What you are asked to do:
Using the entries below, quote exactly the span of lines that begins with the line containing "Output a JSON" and ends with the final line.

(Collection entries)
----------

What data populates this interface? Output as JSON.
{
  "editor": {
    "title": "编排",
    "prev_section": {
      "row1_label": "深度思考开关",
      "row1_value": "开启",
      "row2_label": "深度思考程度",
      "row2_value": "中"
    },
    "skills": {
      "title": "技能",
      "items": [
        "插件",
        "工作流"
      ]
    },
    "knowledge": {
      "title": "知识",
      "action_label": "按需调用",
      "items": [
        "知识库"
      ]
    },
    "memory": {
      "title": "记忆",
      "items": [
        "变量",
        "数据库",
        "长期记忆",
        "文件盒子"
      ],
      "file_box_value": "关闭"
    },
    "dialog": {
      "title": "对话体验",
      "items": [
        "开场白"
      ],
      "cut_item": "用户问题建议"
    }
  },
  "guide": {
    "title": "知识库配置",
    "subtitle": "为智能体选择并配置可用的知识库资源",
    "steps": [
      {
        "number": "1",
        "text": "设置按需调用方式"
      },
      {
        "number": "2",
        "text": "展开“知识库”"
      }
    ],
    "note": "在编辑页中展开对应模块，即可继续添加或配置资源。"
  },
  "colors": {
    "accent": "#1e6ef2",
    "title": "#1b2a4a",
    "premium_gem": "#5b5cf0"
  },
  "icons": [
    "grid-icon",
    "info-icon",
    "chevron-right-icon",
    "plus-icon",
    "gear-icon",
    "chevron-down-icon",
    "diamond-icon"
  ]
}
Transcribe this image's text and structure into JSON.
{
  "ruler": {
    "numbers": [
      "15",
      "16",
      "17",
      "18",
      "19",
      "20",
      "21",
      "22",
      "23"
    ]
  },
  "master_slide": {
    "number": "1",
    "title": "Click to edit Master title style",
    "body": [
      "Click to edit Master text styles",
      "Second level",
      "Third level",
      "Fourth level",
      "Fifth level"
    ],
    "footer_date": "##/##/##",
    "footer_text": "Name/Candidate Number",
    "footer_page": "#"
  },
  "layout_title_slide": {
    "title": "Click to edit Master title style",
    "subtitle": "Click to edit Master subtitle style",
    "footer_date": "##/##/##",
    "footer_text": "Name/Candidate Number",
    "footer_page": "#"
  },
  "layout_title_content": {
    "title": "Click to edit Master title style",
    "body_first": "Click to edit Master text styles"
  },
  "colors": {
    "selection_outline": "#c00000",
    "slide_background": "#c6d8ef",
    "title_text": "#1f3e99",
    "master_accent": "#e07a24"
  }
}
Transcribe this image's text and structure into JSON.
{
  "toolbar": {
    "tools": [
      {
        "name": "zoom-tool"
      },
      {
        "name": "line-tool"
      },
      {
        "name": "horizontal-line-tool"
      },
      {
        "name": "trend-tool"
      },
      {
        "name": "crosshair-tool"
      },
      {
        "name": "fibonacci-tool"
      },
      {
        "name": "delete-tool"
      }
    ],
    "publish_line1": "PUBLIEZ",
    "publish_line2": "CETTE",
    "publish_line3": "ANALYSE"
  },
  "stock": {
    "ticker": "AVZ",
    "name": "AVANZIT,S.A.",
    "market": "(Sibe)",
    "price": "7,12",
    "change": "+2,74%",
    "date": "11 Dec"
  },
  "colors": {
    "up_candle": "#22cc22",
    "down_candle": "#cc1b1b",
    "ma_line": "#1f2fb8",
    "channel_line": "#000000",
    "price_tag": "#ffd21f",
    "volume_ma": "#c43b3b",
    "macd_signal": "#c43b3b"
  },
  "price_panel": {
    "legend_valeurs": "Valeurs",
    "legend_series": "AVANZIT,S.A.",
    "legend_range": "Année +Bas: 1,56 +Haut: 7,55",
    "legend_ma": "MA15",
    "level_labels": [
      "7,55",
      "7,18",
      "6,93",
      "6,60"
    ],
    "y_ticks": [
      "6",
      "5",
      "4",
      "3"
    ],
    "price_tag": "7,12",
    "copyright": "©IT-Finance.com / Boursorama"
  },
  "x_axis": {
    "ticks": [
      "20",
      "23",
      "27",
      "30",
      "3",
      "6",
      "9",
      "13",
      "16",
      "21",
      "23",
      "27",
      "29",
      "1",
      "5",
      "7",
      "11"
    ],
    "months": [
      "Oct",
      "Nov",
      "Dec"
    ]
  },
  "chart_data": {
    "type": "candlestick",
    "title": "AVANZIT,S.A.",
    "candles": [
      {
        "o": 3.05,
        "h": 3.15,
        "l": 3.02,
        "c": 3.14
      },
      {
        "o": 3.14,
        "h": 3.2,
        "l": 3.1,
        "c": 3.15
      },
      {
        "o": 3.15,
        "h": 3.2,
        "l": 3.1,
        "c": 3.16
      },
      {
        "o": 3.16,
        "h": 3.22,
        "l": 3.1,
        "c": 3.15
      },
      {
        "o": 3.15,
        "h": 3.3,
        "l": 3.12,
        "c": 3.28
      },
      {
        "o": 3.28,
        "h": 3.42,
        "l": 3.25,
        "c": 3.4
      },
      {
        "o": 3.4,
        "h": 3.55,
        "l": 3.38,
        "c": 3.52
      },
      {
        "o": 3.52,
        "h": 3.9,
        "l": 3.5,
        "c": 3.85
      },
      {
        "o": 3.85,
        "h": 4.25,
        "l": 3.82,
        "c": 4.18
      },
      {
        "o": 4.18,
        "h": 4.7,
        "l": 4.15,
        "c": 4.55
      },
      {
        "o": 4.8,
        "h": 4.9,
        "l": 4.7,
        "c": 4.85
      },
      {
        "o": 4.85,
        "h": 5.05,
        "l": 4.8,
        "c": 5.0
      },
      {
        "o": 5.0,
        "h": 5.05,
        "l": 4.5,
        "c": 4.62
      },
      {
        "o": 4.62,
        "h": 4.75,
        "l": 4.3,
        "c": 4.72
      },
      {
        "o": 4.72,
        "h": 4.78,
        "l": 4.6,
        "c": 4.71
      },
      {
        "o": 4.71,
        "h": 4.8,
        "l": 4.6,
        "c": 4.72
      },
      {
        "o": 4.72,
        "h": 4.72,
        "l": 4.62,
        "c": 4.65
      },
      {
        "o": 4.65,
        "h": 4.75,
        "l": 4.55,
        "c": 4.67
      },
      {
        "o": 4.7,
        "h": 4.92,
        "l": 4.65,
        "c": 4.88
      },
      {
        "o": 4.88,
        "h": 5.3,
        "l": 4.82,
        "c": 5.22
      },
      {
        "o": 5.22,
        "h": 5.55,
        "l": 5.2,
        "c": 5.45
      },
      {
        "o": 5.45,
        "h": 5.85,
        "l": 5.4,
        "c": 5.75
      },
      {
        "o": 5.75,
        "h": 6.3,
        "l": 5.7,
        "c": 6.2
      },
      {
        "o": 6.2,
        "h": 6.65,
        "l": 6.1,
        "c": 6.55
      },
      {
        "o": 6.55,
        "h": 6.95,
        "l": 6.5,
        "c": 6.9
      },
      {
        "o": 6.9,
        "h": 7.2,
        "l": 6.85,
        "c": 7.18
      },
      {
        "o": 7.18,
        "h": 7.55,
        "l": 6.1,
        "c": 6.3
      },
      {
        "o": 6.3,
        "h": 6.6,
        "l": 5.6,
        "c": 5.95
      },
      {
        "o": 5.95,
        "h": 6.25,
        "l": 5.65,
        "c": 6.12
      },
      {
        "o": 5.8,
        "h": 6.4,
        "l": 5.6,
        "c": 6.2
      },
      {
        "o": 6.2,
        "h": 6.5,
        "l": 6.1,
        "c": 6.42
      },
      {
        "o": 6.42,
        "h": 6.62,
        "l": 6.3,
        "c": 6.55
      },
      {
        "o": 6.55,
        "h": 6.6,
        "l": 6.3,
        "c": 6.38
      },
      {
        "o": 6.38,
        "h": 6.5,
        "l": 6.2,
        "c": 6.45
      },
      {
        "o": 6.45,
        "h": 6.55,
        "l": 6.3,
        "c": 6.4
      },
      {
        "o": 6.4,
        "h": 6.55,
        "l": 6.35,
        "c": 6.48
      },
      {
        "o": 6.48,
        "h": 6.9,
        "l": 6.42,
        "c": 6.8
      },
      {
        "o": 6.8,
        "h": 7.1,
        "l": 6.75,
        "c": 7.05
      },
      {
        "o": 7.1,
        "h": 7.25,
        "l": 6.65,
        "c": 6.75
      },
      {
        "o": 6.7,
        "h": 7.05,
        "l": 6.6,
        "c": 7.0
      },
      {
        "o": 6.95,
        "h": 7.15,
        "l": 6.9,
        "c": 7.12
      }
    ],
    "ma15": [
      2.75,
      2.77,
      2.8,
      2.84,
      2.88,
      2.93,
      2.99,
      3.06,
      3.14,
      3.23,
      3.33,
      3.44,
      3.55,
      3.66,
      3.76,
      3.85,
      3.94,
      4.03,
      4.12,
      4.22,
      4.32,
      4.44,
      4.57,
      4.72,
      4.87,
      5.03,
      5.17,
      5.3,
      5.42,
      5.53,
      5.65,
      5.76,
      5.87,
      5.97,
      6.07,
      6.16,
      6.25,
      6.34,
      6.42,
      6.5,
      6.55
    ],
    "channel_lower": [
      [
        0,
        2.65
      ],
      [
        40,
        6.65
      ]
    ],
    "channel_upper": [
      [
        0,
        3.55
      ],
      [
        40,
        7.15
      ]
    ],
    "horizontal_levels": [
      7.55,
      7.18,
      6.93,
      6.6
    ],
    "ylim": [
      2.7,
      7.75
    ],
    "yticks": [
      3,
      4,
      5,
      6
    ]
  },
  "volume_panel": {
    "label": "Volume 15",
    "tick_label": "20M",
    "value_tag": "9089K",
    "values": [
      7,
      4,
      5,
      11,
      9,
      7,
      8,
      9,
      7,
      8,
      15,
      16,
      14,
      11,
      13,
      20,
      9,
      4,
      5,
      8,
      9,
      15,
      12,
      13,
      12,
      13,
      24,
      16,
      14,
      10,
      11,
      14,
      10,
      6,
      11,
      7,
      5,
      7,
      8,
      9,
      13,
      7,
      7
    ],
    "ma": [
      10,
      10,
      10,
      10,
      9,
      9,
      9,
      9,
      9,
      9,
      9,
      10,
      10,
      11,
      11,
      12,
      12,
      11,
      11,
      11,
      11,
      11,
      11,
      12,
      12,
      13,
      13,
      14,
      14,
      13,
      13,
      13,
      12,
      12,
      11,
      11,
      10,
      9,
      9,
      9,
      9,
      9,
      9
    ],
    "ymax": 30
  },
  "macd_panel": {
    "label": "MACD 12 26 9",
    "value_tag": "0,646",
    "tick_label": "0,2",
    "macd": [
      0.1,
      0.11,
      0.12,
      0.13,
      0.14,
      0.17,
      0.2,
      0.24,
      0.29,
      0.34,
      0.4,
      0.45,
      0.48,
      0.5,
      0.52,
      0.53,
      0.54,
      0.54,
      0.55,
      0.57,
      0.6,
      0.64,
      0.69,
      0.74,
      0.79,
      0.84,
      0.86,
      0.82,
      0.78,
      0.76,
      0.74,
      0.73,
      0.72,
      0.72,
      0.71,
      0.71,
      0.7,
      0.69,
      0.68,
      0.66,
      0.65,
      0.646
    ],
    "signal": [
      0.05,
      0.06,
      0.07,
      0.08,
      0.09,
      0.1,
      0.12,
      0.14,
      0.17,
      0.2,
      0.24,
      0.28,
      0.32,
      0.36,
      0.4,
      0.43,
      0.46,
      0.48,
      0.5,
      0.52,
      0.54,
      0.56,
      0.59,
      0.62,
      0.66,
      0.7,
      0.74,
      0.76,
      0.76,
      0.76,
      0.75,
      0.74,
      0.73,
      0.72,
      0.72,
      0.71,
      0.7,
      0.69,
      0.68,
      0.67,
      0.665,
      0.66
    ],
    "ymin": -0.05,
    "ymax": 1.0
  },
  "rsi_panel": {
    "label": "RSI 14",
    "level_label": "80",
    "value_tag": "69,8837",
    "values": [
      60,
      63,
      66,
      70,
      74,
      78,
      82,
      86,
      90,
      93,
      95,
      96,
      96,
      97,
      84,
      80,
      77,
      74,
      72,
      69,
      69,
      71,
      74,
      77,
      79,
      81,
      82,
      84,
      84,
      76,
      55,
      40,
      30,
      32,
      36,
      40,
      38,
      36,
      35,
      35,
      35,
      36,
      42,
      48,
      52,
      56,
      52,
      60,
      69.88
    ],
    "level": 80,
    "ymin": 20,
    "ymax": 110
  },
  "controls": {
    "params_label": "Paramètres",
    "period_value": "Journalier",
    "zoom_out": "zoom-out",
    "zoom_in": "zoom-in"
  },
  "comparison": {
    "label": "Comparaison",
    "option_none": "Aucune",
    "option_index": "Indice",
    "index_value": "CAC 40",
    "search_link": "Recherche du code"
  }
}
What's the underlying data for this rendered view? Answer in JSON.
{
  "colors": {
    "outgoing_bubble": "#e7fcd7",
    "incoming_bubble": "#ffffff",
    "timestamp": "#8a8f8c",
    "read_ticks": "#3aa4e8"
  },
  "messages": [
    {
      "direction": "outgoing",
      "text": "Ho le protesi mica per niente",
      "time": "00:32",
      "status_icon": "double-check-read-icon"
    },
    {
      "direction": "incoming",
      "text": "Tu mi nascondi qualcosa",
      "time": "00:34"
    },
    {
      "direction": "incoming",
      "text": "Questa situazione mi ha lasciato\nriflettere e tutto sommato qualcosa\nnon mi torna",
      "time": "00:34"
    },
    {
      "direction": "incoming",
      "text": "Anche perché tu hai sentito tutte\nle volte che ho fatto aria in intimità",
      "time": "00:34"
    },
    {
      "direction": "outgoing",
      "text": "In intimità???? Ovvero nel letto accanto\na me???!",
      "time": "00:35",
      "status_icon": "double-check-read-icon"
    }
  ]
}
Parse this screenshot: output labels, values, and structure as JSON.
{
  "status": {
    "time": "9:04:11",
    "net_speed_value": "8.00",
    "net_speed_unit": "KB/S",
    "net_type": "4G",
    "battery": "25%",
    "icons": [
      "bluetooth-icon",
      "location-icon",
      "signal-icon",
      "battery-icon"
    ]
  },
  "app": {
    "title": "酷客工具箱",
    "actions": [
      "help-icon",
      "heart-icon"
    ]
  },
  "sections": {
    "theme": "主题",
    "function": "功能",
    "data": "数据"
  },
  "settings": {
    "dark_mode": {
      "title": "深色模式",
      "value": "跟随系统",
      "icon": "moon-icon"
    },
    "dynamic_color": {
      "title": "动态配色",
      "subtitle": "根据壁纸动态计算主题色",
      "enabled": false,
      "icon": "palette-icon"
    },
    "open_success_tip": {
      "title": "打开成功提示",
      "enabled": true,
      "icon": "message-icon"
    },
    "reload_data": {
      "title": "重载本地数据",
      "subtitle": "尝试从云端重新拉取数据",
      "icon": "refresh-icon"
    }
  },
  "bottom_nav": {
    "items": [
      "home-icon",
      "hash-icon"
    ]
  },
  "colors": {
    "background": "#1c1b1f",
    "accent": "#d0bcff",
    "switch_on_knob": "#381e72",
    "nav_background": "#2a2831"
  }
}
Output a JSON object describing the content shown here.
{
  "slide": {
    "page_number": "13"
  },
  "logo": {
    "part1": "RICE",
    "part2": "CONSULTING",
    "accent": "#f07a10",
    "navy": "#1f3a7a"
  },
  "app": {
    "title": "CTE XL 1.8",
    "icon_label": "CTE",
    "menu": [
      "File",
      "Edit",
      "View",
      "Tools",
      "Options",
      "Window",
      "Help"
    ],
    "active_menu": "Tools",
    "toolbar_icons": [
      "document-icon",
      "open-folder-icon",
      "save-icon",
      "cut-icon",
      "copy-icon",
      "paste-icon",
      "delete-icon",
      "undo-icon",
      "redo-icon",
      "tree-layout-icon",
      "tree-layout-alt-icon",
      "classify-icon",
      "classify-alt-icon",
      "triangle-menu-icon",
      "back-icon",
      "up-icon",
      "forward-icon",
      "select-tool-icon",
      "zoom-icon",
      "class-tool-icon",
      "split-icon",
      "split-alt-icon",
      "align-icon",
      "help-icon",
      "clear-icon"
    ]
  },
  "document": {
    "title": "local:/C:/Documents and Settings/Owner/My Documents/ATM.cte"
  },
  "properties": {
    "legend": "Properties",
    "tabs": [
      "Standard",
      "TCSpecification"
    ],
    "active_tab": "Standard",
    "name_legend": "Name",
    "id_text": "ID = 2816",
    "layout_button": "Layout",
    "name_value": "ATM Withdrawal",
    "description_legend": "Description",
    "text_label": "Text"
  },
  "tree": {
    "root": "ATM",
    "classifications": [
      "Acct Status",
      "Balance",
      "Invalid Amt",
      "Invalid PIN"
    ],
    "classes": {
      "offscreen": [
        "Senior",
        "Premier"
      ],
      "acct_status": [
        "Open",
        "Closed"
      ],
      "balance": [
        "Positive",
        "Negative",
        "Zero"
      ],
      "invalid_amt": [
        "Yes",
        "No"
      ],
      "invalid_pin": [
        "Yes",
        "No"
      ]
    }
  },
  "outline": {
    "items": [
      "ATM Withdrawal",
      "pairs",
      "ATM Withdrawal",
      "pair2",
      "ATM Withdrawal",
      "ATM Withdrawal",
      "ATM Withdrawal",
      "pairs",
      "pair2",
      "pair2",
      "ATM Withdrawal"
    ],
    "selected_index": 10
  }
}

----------

Solved problem:
Output a JSON object describing the content shown here.
{
  "slide": {
    "page_number": "13"
  },
  "logo": {
    "part1": "RICE",
    "part2": "CONSULTING",
    "accent": "#f07a10",
    "navy": "#1f3a7a"
  },
  "app": {
    "title": "CTE XL 1.8",
    "icon_label": "CTE",
    "menu": [
      "File",
      "Edit",
      "View",
      "Tools",
      "Options",
      "Window",
      "Help"
    ],
    "active_menu": "Tools",
    "toolbar_icons": [
      "document-icon",
      "open-folder-icon",
      "save-icon",
      "cut-icon",
      "copy-icon",
      "paste-icon",
      "delete-icon",
      "undo-icon",
      "redo-icon",
      "tree-layout-icon",
      "tree-layout-alt-icon",
      "classify-icon",
      "classify-alt-icon",
      "triangle-menu-icon",
      "back-icon",
      "up-icon",
      "forward-icon",
      "select-tool-icon",
      "zoom-icon",
      "class-tool-icon",
      "split-icon",
      "split-alt-icon",
      "align-icon",
      "help-icon",
      "clear-icon"
    ]
  },
  "document": {
    "title": "local:/C:/Documents and Settings/Owner/My Documents/ATM.cte"
  },
  "properties": {
    "legend": "Properties",
    "tabs": [
      "Standard",
      "TCSpecification"
    ],
    "active_tab": "Standard",
    "name_legend": "Name",
    "id_text": "ID = 2816",
    "layout_button": "Layout",
    "name_value": "ATM Withdrawal",
    "description_legend": "Description",
    "text_label": "Text"
  },
  "tree": {
    "root": "ATM",
    "classifications": [
      "Acct Status",
      "Balance",
      "Invalid Amt",
      "Invalid PIN"
    ],
    "classes": {
      "offscreen": [
        "Senior",
        "Premier"
      ],
      "acct_status": [
        "Open",
        "Closed"
      ],
      "balance": [
        "Positive",
        "Negative",
        "Zero"
      ],
      "invalid_amt": [
        "Yes",
        "No"
      ],
      "invalid_pin": [
        "Yes",
        "No"
      ]
    }
  },
  "outline": {
    "items": [
      "ATM Withdrawal",
      "pairs",
      "ATM Withdrawal",
      "pair2",
      "ATM Withdrawal",
      "ATM Withdrawal",
      "ATM Withdrawal",
      "pairs",
      "pair2",
      "pair2",
      "ATM Withdrawal"
    ],
    "selected_index": 10
  }
}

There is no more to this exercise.